About 30 minutes south of Houston, this renowned steakhouse is tucked away inside a deceptively understated former icehouse. The dining room, however, is decidedly upscale, with classic white tablecloths, decorative ironwork, and Old West—themed paintings.
Order the signature two-inch-thick pork chop and brisket directly from the pit.
Located in the Warehouse District, Ranch 616 specializes in South Texas cuisine, with an emphasis on Gulf Coast seafood, wild game, and bold spices.
This updated version of the traditional diner concept is not, in fact, a cafeteria at all but a sit-down restaurant popular for its take on traditional meat-and-three Americana.

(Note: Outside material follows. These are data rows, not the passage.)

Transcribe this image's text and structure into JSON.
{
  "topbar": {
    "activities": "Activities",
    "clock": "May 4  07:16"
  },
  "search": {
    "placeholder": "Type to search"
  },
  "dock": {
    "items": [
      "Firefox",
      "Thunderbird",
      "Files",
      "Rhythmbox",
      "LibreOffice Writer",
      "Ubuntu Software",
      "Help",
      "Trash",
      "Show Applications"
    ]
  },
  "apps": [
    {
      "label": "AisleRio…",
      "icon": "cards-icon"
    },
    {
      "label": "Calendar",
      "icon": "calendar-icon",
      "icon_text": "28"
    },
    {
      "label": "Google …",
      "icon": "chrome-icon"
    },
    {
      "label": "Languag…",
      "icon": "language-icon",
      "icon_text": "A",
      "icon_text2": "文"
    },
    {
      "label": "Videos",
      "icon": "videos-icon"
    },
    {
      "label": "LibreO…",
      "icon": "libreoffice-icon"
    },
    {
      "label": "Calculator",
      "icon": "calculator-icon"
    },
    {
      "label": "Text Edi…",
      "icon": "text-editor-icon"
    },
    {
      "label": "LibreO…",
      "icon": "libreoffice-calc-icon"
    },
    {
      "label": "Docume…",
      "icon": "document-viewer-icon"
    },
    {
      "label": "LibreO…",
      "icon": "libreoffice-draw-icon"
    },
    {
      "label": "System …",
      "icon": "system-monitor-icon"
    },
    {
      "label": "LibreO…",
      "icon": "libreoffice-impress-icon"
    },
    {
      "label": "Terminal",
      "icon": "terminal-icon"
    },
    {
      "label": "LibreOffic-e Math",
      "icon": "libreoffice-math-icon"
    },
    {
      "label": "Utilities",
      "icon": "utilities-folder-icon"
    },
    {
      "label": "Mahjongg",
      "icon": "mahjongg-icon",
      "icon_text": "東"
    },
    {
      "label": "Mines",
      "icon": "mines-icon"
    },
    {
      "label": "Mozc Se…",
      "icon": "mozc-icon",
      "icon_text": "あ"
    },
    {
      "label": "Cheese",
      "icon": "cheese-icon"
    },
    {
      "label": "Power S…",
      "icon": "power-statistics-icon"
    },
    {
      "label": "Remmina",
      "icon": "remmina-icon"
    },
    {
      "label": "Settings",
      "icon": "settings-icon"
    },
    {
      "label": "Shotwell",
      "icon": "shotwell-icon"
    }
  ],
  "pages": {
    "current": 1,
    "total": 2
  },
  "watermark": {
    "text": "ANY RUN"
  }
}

This little bit of Paris, charmingly set in an unassuming brick house at the edge of the Museum District, is the labor of love of two young Frenchmen, Eric LeGros and Dominique Bocquier. When it opened in late 2007, they brought a homey touch to serious French cooking.
Texas is known for its barbecue, and as locals will tell you, Goode Company Texas Bar-B-Q is the place to go in Houston for authentic Texas barbecue.
The original of what is now a widespread chain of steakhouses, this Lemmon Avenue landmark is outfitted with dark wood paneling, leather upholstered furniture, and dim lighting.
Master chef Teiichi Sakurai spent time in Tokyo honing the art of the buckwheat noodle for his soba restaurant.